= Beginning of Section =

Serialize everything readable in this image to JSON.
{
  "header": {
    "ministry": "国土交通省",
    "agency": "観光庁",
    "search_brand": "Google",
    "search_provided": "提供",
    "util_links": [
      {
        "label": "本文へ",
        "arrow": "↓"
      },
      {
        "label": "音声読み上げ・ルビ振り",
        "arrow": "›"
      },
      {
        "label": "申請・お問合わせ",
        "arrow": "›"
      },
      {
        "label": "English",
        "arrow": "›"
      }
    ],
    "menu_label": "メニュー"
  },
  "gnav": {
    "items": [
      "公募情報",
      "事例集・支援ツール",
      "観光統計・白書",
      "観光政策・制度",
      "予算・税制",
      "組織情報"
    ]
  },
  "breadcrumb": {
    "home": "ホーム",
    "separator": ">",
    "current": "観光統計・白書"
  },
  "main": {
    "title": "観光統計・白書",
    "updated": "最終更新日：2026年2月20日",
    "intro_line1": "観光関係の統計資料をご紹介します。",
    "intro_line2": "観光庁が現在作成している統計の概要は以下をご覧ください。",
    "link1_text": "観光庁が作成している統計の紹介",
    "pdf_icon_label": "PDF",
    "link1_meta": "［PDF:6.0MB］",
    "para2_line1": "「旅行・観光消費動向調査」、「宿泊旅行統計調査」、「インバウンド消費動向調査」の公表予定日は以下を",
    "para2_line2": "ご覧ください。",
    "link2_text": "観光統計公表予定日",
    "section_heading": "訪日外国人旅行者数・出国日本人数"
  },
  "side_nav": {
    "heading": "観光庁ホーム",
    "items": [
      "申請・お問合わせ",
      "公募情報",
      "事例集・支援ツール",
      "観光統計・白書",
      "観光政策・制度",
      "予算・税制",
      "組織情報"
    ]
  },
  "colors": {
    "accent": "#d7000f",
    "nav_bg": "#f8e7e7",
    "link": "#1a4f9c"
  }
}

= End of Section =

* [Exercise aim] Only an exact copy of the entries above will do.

* [Answer below]
Serialize everything readable in this image to JSON.
{
  "header": {
    "ministry": "国土交通省",
    "agency": "観光庁",
    "search_brand": "Google",
    "search_provided": "提供",
    "util_links": [
      {
        "label": "本文へ",
        "arrow": "↓"
      },
      {
        "label": "音声読み上げ・ルビ振り",
        "arrow": "›"
      },
      {
        "label": "申請・お問合わせ",
        "arrow": "›"
      },
      {
        "label": "English",
        "arrow": "›"
      }
    ],
    "menu_label": "メニュー"
  },
  "gnav": {
    "items": [
      "公募情報",
      "事例集・支援ツール",
      "観光統計・白書",
      "観光政策・制度",
      "予算・税制",
      "組織情報"
    ]
  },
  "breadcrumb": {
    "home": "ホーム",
    "separator": ">",
    "current": "観光統計・白書"
  },
  "main": {
    "title": "観光統計・白書",
    "updated": "最終更新日：2026年2月20日",
    "intro_line1": "観光関係の統計資料をご紹介します。",
    "intro_line2": "観光庁が現在作成している統計の概要は以下をご覧ください。",
    "link1_text": "観光庁が作成している統計の紹介",
    "pdf_icon_label": "PDF",
    "link1_meta": "［PDF:6.0MB］",
    "para2_line1": "「旅行・観光消費動向調査」、「宿泊旅行統計調査」、「インバウンド消費動向調査」の公表予定日は以下を",
    "para2_line2": "ご覧ください。",
    "link2_text": "観光統計公表予定日",
    "section_heading": "訪日外国人旅行者数・出国日本人数"
  },
  "side_nav": {
    "heading": "観光庁ホーム",
    "items": [
      "申請・お問合わせ",
      "公募情報",
      "事例集・支援ツール",
      "観光統計・白書",
      "観光政策・制度",
      "予算・税制",
      "組織情報"
    ]
  },
  "colors": {
    "accent": "#d7000f",
    "nav_bg": "#f8e7e7",
    "link": "#1a4f9c"
  }
}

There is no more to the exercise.